By Rob Roper
The Vermont Public Interest Research Group (VPIRG) is boasting on its website that over 100 legislators have signed their “Take No Fossil Fuel Money Pledge.” Only, it’s a completely bogus pledge. Read the fine print down by the asterisk: “*Note: Taking the pledge means that a candidate’s campaign will adopt a policy to not knowingly accept any contributions over $200 from fossil fuel industry corporations, PACs, executives, or front groups associated with these companies.”
So, the whole notion of “take no money” is a flat out lie. It should read, “take no more than $200 from each fossil fuel entity (and this number is as limitless as your ability to line them up), but if you don’t know who is a fossil fuel entity and who isn’t, well, just go ahead and cash the checks and we won’t count it. Wink, wink!” But that’s not a very catchy or compelling headline, I guess.
Additionally, it should be pointed out that in tiny Vermont, where House and Senate races usually cost just a few thousand dollars to run (with some exceptions), $200 is considered a fairly sizable donation. If you look at, for example, the speaker of the House’s campaign finance report, out of 41 donations over $100, 18, or almost half, are between $150 and $300. Even Democratic mega-donors Crea Linthilac and David Blittersdorf ponied up just $250 and $500 respectively to the speaker in what looks to be a competitive race. Giving up donations over $200 from fossil fuel companies is not in any way, shape or form a hardship for a candidate.
So, why is VPIRG even bothering with this nonsense? Let’s look at the other half — the less heralded side — of the pledge that comes after the part about refusing fossil fuel donations: “…and instead prioritize the health of our families, climate, and democracy over fossil fuel industry profits.” This is VPIRGese for “and support a carbon tax.”
You can bet that when carbon tax legislation comes up in 2019, VPIRG will be there to remind these hundred-plus legislators that they, indeed, signed this pledge, and, if they don’t support the carbon tax, will have broken it by prioritizing fossil fuel industry profits over democracy, children, puppies, etc. This isn’t exactly fair, because many of the legislators who signed onto this pledge probably don’t support a carbon tax.
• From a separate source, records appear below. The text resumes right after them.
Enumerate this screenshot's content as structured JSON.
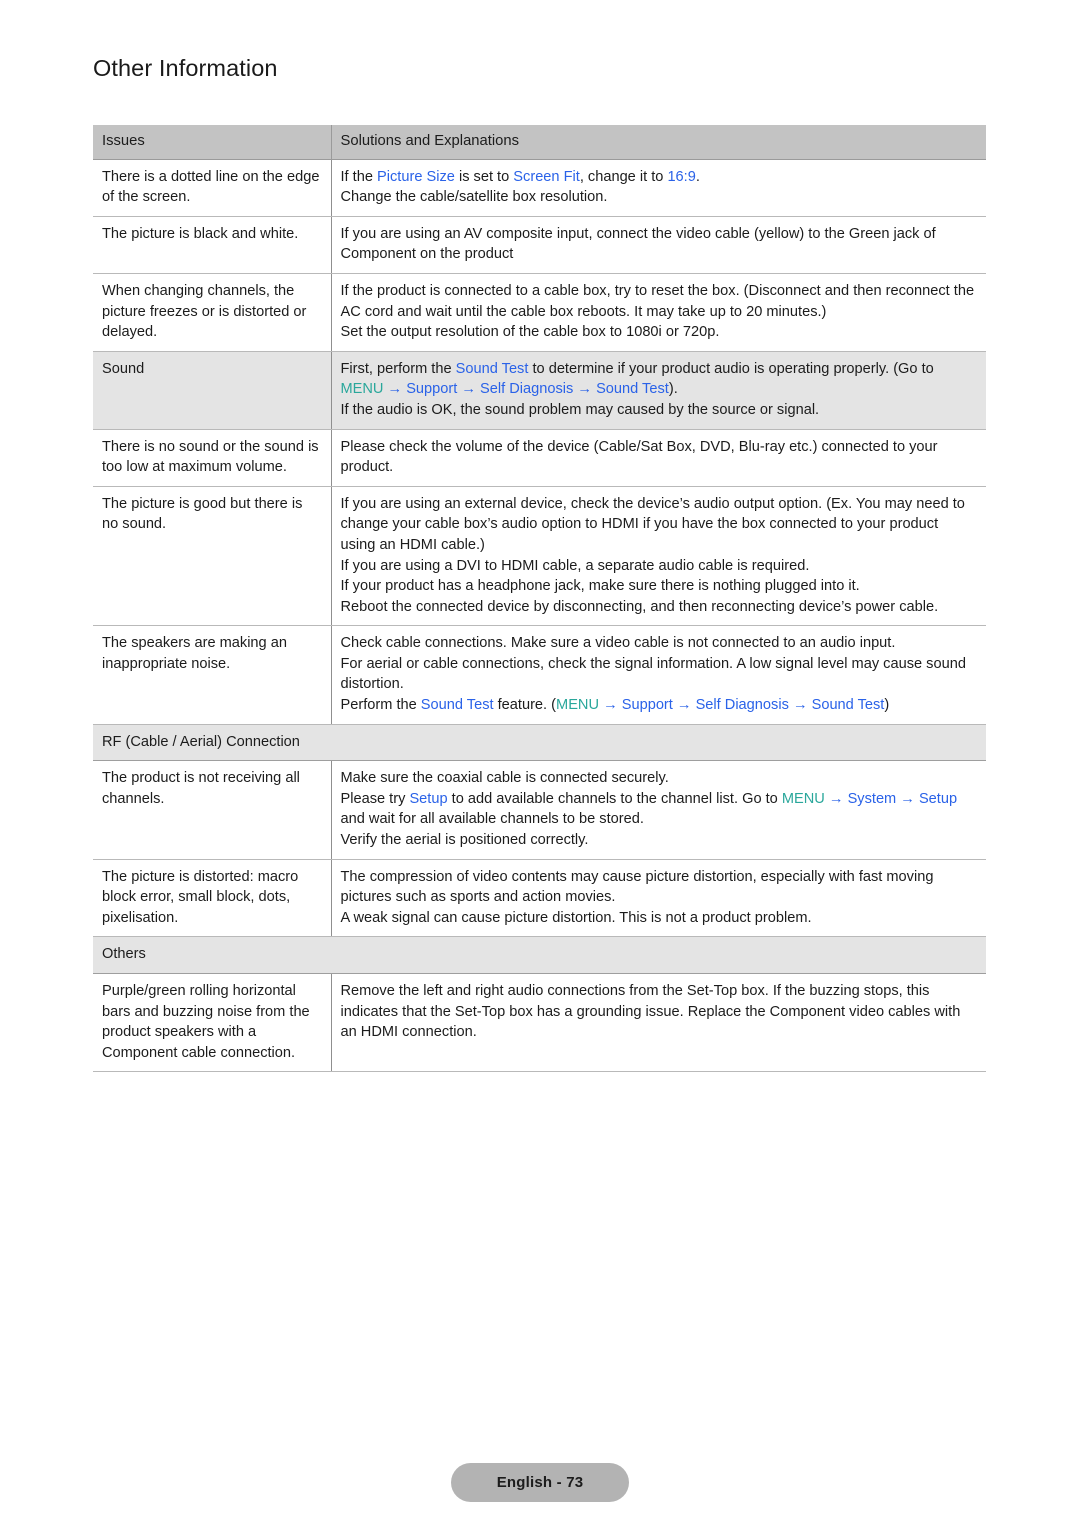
{
  "page": {
    "title": "Other Information",
    "footer_label": "English - 73"
  },
  "colors": {
    "link_blue": "#2a62e8",
    "menu_teal": "#2aa79b",
    "header_grey": "#c3c3c3",
    "section_grey": "#e4e4e4",
    "footer_badge_grey": "#b3b3b3"
  },
  "table": {
    "headers": {
      "issues": "Issues",
      "solutions": "Solutions and Explanations"
    },
    "rows": [
      {
        "type": "data",
        "shaded": false,
        "issue": "There is a dotted line on the edge of the screen.",
        "solution_paragraphs": [
          "If the Picture Size is set to Screen Fit, change it to 16:9.",
          "Change the cable/satellite box resolution."
        ]
      },
      {
        "type": "data",
        "shaded": false,
        "issue": "The picture is black and white.",
        "solution_paragraphs": [
          "If you are using an AV composite input, connect the video cable (yellow) to the Green jack of Component on the product"
        ]
      },
      {
        "type": "data",
        "shaded": false,
        "issue": "When changing channels, the picture freezes or is distorted or delayed.",
        "solution_paragraphs": [
          "If the product is connected to a cable box, try to reset the box. (Disconnect and then reconnect the AC cord and wait until the cable box reboots. It may take up to 20 minutes.)",
          "Set the output resolution of the cable box to 1080i or 720p."
        ]
      },
      {
        "type": "data",
        "shaded": true,
        "issue": "Sound",
        "solution_paragraphs": [
          "First, perform the Sound Test to determine if your product audio is operating properly. (Go to MENU → Support → Self Diagnosis → Sound Test).",
          "If the audio is OK, the sound problem may caused by the source or signal."
        ]
      },
      {
        "type": "data",
        "shaded": false,
        "issue": "There is no sound or the sound is too low at maximum volume.",
        "solution_paragraphs": [
          "Please check the volume of the device (Cable/Sat Box, DVD, Blu-ray etc.) connected to your product."
        ]
      },
      {
        "type": "data",
        "shaded": false,
        "issue": "The picture is good but there is no sound.",
        "solution_paragraphs": [
          "If you are using an external device, check the device’s audio output option. (Ex. You may need to change your cable box’s audio option to HDMI if you have the box connected to your product using an HDMI cable.)",
          "If you are using a DVI to HDMI cable, a separate audio cable is required.",
          "If your product has a headphone jack, make sure there is nothing plugged into it.",
          "Reboot the connected device by disconnecting, and then reconnecting device’s power cable."
        ]
      },
      {
        "type": "data",
        "shaded": false,
        "issue": "The speakers are making an inappropriate noise.",
        "solution_paragraphs": [
          "Check cable connections. Make sure a video cable is not connected to an audio input.",
          "For aerial or cable connections, check the signal information. A low signal level may cause sound distortion.",
          "Perform the Sound Test feature. (MENU → Support → Self Diagnosis → Sound Test)"
        ]
      },
      {
        "type": "section",
        "label": "RF (Cable / Aerial) Connection"
      },
      {
        "type": "data",
        "shaded": false,
        "issue": "The product is not receiving all channels.",
        "solution_paragraphs": [
          "Make sure the coaxial cable is connected securely.",
          "Please try Setup to add available channels to the channel list. Go to MENU → System → Setup and wait for all available channels to be stored.",
          "Verify the aerial is positioned correctly."
        ]
      },
      {
        "type": "data",
        "shaded": false,
        "issue": "The picture is distorted: macro block error, small block, dots, pixelisation.",
        "solution_paragraphs": [
          "The compression of video contents may cause picture distortion, especially with fast moving pictures such as sports and action movies.",
          "A weak signal can cause picture distortion. This is not a product problem."
        ]
      },
      {
        "type": "section",
        "label": "Others"
      },
      {
        "type": "data",
        "shaded": false,
        "issue": "Purple/green rolling horizontal bars and buzzing noise from the product speakers with a Component cable connection.",
        "solution_paragraphs": [
          "Remove the left and right audio connections from the Set-Top box. If the buzzing stops, this indicates that the Set-Top box has a grounding issue. Replace the Component video cables with an HDMI connection."
        ]
      }
    ],
    "highlight_terms": {
      "blue": [
        "Picture Size",
        "Screen Fit",
        "16:9",
        "Sound Test",
        "Support",
        "Self Diagnosis",
        "System",
        "Setup"
      ],
      "teal": [
        "MENU"
      ]
    }
  }
}
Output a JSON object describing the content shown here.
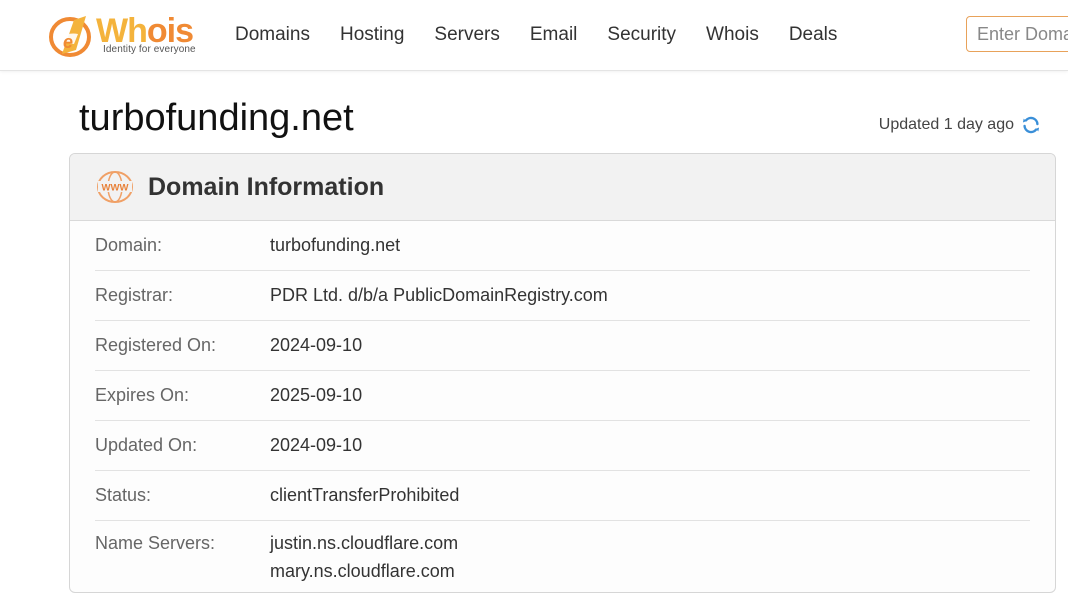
{
  "logo": {
    "brand_part1": "Wh",
    "brand_part2": "ois",
    "tagline": "Identity for everyone",
    "colors": {
      "primary": "#f4b33c",
      "accent": "#f08a34"
    }
  },
  "nav": {
    "items": [
      "Domains",
      "Hosting",
      "Servers",
      "Email",
      "Security",
      "Whois",
      "Deals"
    ]
  },
  "search": {
    "placeholder": "Enter Domain",
    "value": ""
  },
  "page": {
    "title": "turbofunding.net",
    "updated_text": "Updated 1 day ago",
    "refresh_icon": "refresh-icon"
  },
  "domain_info": {
    "icon": "www-icon",
    "heading": "Domain Information",
    "rows": [
      {
        "label": "Domain:",
        "value": "turbofunding.net"
      },
      {
        "label": "Registrar:",
        "value": "PDR Ltd. d/b/a PublicDomainRegistry.com"
      },
      {
        "label": "Registered On:",
        "value": "2024-09-10"
      },
      {
        "label": "Expires On:",
        "value": "2025-09-10"
      },
      {
        "label": "Updated On:",
        "value": "2024-09-10"
      },
      {
        "label": "Status:",
        "value": "clientTransferProhibited"
      }
    ],
    "name_servers": {
      "label": "Name Servers:",
      "values": [
        "justin.ns.cloudflare.com",
        "mary.ns.cloudflare.com"
      ]
    }
  }
}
Many probably signed this thing the way we sign off to the Apple iTunes terms of agreement: read the first line and then skip to the bottom and click “agree.” But, caveat emptor, and with VPIRG, you’d really better beware of deceptive practices.